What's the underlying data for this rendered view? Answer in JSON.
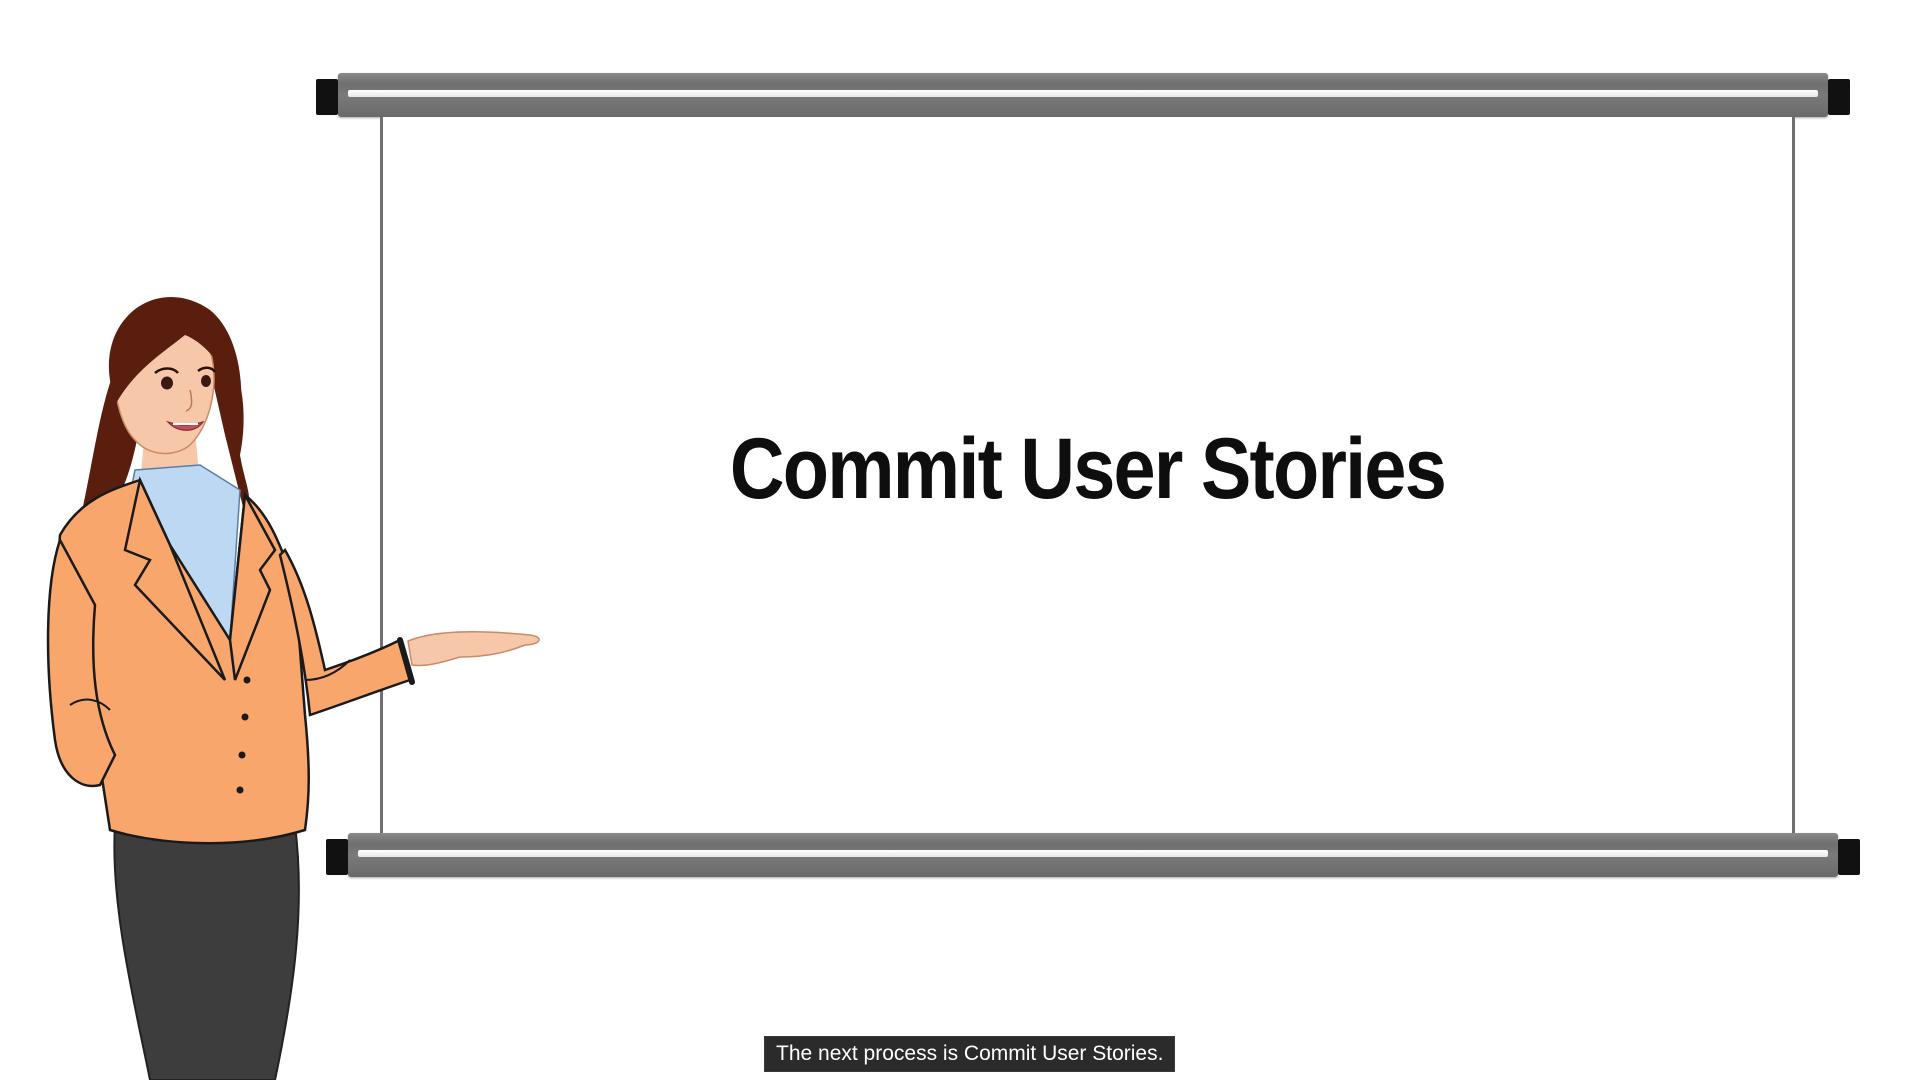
{
  "slide": {
    "title": "Commit User Stories"
  },
  "caption": {
    "text": "The next process is Commit User Stories."
  },
  "colors": {
    "background": "#ffffff",
    "roller": "#767676",
    "roller_caps": "#111111",
    "title_text": "#0e0e0e",
    "caption_bg": "#2b2b2b",
    "caption_text": "#ffffff",
    "jacket": "#f9a66c",
    "skirt": "#3d3d3d",
    "hair": "#5a1e0e",
    "shirt": "#bcd8f2"
  },
  "illustration": {
    "presenter": "woman-presenter-pointing-at-screen"
  }
}
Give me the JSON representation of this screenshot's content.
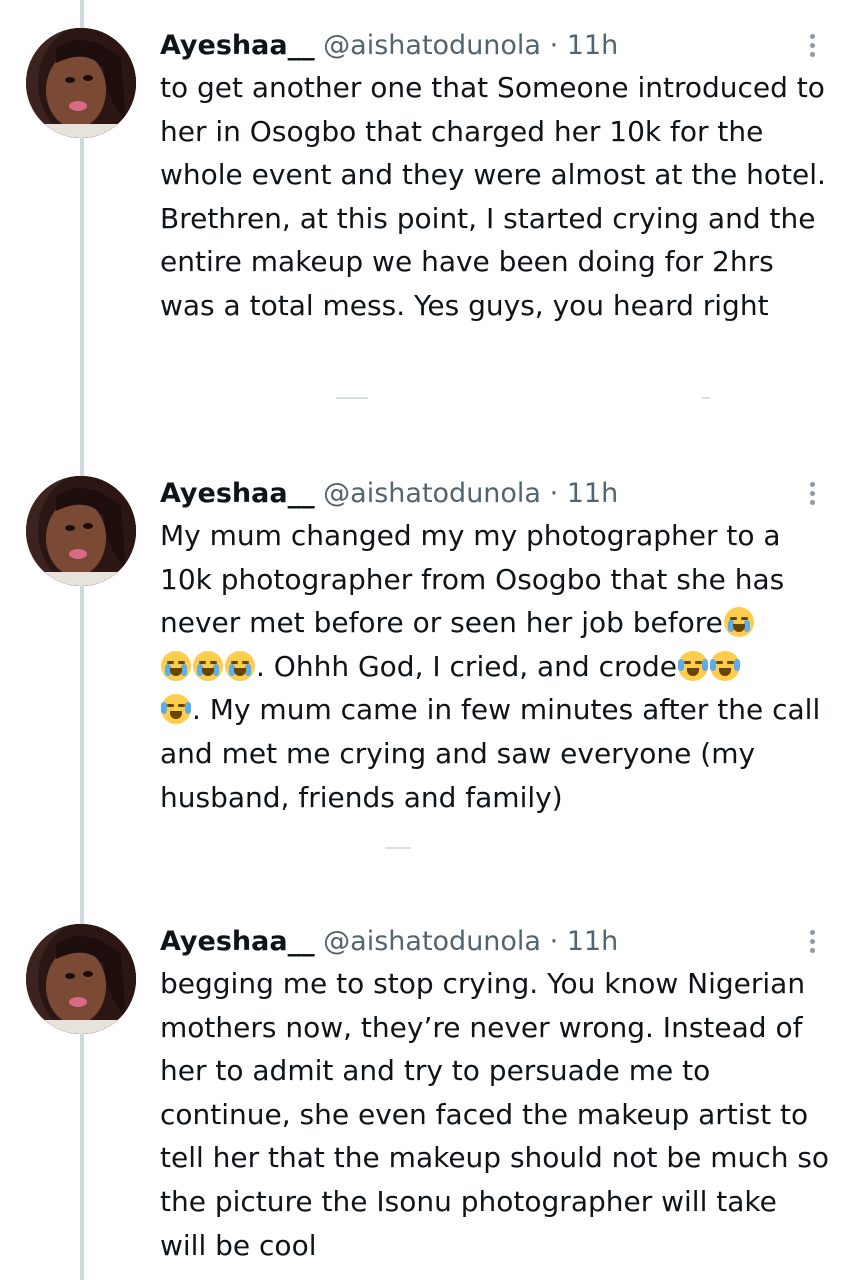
{
  "tweets": [
    {
      "display_name": "Ayeshaa__",
      "handle": "@aishatodunola",
      "time": "· 11h",
      "text": "to get another one that Someone introduced to her in Osogbo that charged her 10k for the whole event and they were almost at the hotel. Brethren, at this point, I started crying and the entire makeup we have been doing for 2hrs was a total mess. Yes guys, you heard right"
    },
    {
      "display_name": "Ayeshaa__",
      "handle": "@aishatodunola",
      "time": "· 11h",
      "text_parts": [
        "My mum changed my my photographer to a 10k photographer from Osogbo that she has never met before or seen her job before",
        ". Ohhh God, I cried, and crode",
        ". My mum came in few minutes after the call and met me crying and saw everyone (my husband, friends and family)"
      ],
      "emoji_1": "loudly-crying-face",
      "emoji_2": "face-with-tears-of-joy"
    },
    {
      "display_name": "Ayeshaa__",
      "handle": "@aishatodunola",
      "time": "· 11h",
      "text": "begging me to stop crying. You know Nigerian mothers now, they’re never wrong. Instead of her to admit and try to persuade me to continue, she even faced the makeup artist to tell her that the makeup should not be much so the picture the Isonu photographer will take will be cool"
    }
  ],
  "colors": {
    "thread_line": "#cfd9de",
    "handle_gray": "#536471",
    "text": "#0f1419"
  },
  "icons": [
    "more-vertical-icon",
    "avatar-photo"
  ]
}
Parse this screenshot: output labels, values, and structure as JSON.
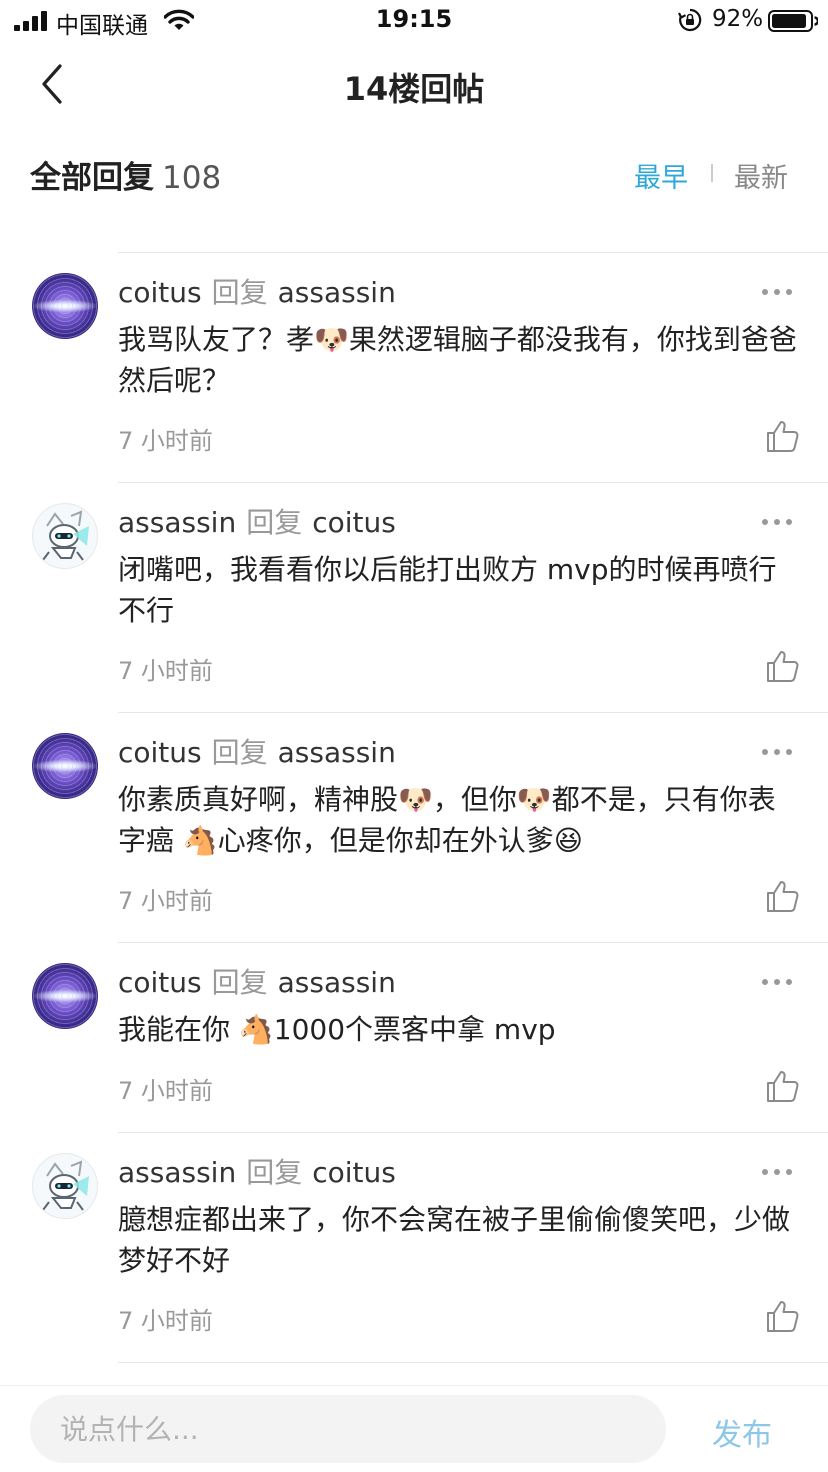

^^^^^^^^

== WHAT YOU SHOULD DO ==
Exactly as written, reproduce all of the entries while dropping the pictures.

== PROBLEM SOLUTION ==
What's the underlying data for this rendered view? Answer in JSON.
{
  "slide": {
    "title": "Commit User Stories"
  },
  "caption": {
    "text": "The next process is Commit User Stories."
  },
  "colors": {
    "background": "#ffffff",
    "roller": "#767676",
    "roller_caps": "#111111",
    "title_text": "#0e0e0e",
    "caption_bg": "#2b2b2b",
    "caption_text": "#ffffff",
    "jacket": "#f9a66c",
    "skirt": "#3d3d3d",
    "hair": "#5a1e0e",
    "shirt": "#bcd8f2"
  },
  "illustration": {
    "presenter": "woman-presenter-pointing-at-screen"
  }
}
Give me the JSON representation of this screenshot's content.
{
  "tweets": [
    {
      "display_name": "Ayeshaa__",
      "handle": "@aishatodunola",
      "time": "· 11h",
      "text": "to get another one that Someone introduced to her in Osogbo that charged her 10k for the whole event and they were almost at the hotel. Brethren, at this point, I started crying and the entire makeup we have been doing for 2hrs was a total mess. Yes guys, you heard right"
    },
    {
      "display_name": "Ayeshaa__",
      "handle": "@aishatodunola",
      "time": "· 11h",
      "text_parts": [
        "My mum changed my my photographer to a 10k photographer from Osogbo that she has never met before or seen her job before",
        ". Ohhh God, I cried, and crode",
        ". My mum came in few minutes after the call and met me crying and saw everyone (my husband, friends and family)"
      ],
      "emoji_1": "loudly-crying-face",
      "emoji_2": "face-with-tears-of-joy"
    },
    {
      "display_name": "Ayeshaa__",
      "handle": "@aishatodunola",
      "time": "· 11h",
      "text": "begging me to stop crying. You know Nigerian mothers now, they’re never wrong. Instead of her to admit and try to persuade me to continue, she even faced the makeup artist to tell her that the makeup should not be much so the picture the Isonu photographer will take will be cool"
    }
  ],
  "colors": {
    "thread_line": "#cfd9de",
    "handle_gray": "#536471",
    "text": "#0f1419"
  },
  "icons": [
    "more-vertical-icon",
    "avatar-photo"
  ]
}
Parse this screenshot: output labels, values, and structure as JSON.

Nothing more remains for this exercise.